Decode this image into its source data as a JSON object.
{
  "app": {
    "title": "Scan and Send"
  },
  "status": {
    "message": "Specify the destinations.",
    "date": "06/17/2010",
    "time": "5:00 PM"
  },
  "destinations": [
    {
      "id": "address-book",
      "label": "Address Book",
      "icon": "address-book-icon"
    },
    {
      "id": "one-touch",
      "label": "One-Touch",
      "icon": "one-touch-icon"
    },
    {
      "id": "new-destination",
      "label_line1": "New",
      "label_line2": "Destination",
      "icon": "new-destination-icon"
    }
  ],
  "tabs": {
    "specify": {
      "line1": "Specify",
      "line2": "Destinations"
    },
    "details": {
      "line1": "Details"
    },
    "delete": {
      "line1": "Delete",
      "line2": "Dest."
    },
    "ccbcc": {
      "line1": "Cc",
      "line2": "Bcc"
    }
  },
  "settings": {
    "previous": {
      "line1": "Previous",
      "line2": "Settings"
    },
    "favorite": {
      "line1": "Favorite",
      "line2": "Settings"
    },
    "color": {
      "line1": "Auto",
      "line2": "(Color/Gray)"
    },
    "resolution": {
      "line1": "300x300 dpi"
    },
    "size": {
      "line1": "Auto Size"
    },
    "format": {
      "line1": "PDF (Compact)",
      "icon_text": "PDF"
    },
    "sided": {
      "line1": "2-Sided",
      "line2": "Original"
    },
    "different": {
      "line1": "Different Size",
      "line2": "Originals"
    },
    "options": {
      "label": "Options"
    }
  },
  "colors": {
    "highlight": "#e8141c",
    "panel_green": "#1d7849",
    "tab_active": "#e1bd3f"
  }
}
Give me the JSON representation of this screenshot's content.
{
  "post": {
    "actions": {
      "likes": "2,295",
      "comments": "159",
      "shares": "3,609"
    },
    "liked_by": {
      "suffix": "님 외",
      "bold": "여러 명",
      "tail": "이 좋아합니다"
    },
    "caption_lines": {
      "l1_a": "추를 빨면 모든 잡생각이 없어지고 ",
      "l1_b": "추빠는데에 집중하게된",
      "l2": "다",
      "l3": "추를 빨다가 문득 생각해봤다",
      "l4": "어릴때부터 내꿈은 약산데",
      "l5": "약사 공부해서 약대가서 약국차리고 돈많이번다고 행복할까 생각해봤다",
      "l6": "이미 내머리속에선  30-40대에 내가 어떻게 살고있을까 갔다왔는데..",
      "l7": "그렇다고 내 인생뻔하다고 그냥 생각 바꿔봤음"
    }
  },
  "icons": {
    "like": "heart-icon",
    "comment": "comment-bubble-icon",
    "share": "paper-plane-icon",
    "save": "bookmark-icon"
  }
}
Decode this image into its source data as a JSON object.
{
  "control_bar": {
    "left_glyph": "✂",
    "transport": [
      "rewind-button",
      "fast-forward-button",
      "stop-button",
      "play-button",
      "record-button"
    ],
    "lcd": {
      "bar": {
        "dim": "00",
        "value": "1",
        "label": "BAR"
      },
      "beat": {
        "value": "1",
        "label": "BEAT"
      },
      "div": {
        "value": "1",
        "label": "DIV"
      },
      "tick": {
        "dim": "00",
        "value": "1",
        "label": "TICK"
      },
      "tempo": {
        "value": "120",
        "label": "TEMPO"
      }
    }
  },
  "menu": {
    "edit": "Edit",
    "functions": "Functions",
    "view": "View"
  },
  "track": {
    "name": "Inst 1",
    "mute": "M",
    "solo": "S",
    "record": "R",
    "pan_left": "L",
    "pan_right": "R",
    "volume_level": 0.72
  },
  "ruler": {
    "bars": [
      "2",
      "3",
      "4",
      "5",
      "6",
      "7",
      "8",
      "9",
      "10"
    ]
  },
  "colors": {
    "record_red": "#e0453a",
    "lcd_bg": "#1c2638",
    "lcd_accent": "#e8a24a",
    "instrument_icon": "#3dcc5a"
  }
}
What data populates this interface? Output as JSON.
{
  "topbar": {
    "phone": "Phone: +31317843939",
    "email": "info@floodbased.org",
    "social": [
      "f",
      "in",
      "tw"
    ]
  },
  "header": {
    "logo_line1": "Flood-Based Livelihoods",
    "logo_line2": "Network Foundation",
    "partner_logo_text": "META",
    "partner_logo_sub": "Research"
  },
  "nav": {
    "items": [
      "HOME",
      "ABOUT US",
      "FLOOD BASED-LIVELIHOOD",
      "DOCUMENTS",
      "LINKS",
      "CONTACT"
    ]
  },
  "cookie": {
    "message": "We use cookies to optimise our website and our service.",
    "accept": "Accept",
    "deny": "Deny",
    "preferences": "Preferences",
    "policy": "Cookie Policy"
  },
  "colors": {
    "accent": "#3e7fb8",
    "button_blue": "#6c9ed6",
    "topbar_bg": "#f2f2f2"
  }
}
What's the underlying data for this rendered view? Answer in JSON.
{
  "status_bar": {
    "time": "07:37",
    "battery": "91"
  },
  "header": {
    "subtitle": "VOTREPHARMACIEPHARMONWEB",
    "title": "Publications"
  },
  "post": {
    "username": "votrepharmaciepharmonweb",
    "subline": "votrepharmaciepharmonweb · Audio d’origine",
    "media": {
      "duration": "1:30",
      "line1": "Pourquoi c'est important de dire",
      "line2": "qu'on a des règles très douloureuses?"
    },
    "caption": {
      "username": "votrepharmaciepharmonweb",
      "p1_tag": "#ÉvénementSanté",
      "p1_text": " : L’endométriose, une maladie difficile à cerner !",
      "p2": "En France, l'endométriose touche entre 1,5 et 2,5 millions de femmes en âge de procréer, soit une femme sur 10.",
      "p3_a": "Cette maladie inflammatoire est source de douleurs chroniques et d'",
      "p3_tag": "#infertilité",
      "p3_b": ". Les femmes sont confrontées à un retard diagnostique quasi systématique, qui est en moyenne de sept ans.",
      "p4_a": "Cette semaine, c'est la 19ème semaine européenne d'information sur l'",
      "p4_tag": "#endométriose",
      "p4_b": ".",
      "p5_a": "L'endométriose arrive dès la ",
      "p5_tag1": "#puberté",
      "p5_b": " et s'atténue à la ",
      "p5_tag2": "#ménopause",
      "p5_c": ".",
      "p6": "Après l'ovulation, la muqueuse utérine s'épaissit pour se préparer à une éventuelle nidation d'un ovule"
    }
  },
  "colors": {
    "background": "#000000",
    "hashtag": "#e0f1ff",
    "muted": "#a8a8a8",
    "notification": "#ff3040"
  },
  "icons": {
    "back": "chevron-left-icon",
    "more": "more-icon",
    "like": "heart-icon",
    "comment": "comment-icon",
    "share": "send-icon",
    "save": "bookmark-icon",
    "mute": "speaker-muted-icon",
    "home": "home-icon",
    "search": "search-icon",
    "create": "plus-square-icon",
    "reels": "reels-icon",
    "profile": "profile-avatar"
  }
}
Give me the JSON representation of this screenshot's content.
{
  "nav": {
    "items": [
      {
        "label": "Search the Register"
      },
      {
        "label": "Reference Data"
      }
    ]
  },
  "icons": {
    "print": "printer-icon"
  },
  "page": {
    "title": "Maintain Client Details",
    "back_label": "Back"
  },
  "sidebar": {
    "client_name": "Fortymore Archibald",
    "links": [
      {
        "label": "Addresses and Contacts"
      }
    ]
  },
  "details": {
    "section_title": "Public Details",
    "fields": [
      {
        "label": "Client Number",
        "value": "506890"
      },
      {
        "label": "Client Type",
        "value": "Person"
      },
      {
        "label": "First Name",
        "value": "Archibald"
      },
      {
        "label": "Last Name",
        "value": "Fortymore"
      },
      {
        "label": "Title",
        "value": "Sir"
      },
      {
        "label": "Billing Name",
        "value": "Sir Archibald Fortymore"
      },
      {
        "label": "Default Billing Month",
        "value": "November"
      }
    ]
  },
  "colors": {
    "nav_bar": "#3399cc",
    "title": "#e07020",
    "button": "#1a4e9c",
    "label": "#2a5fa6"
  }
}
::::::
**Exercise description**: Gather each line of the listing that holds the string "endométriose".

**Output below**:
      "p1_text": " : L’endométriose, une maladie difficile à cerner !",
      "p2": "En France, l'endométriose touche entre 1,5 et 2,5 millions de femmes en âge de procréer, soit une femme sur 10.",
      "p4_tag": "#endométriose",
      "p5_a": "L'endométriose arrive dès la ",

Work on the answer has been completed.